On February 17, 2011, the US Patent & Trademark Office published a patent application from Apple that reveals the next chapters for both their iPad and MacBook portable devices. Apple first discussed future plans regarding a smart bezel for their iPad and iPod touch a year ago while hinting at new hovering capabilities just last week. The idea is to give Apple's iPad bezel easy yet invisible controls. In today's patent application, Apple really spells out how the smart bezel may not require a Home Button and added controls like volume will simply require a swipe of your finger. If that wasn't enough, Apple kicks everything up a notch by talking about a Live and Reconfigurable touch interface for future MacBooks. This has a lot of potential if Apple's haptic technology advances accordingly. It's the device every OEM on the planet is trying to master and it sure looks like Apple is getting a whole lot closer than most. Go Apple!
One of the surprises that surfaced at the US Patent and Trademark Office this morning, was a granted patent for a new Magic Glove System from Apple.
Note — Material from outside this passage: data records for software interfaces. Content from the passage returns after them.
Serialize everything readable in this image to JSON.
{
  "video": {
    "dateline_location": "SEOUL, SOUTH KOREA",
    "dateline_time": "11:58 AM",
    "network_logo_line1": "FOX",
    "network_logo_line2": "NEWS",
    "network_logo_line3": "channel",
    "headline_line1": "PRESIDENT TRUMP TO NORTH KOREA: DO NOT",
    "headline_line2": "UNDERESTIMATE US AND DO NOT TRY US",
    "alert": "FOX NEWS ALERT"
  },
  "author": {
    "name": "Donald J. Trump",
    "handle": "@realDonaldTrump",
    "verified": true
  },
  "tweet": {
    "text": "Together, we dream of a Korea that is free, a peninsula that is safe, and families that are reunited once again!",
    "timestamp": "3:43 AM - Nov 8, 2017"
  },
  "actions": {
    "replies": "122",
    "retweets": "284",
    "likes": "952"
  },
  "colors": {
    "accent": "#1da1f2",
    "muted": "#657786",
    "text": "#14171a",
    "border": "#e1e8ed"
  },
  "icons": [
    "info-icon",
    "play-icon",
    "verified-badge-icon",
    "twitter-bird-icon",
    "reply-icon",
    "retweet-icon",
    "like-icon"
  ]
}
Being that Apple loves the word Magic, why not precast it as such right out of the gate. The proposed high tactility glove system isn't as magical as a projection-type of touch panel that was revealed in November. Then again, patents are about concepts and Apple is clearly working on several solutions relating to working with an iPhone in colder weather. Perhaps we'll see one of these solutions come to market sometime in the next year or two.
The US Patent and Trademark Office officially published a series of 13 newly granted patents for Apple Inc. today. Some of the notables within this group include the iPhone's Wireless Communications Circuitry, the technology behind the MacBook and Magic Trackpads including haptics and haptels – and lastly a major win for gesturing. The gesturing patent interestingly relates to the iPad and/or larger surfaces including future "hover" surfaces where real-world gestures could be introduced.
Prototypes have recently surfaced using Apple devices to show off a new tactile feedback technology. The company behind this next generation tactile technology is Senseg. Senseg's technology isn't powered by mechanical motors like older technology but rather based on virtual touch technology. This means that it doesn't have any mechanical parts that could wear-out. Senseg E-Sense™ software could produce localized tactile feedback in small areas of the surface of the device without having to vibrate the whole surface.
On June 24, 2010, the US Patent & Trademark Office published a patent application from Apple that reveals various concepts behind a newly advanced shape shifting device interface that could transform a flat interface into a physical 3D embodiment. It could create a physical tactile keypad on a future iPhone or iPod Classic interface and technically provide the iPad with a physical-like keyboard. This incredible concept is packed with wild concepts that could transform a device automatically by simply being in a room with a notable temperature change. The concept could alter an iPod Classic to be a TV remote with various buttons in a configurable interface that will blow your mind. This is definitely a candidate for patent of the year and if Apple ever gets this out to market, it's ball game over for the iPhone and iPod wannabe's of this world.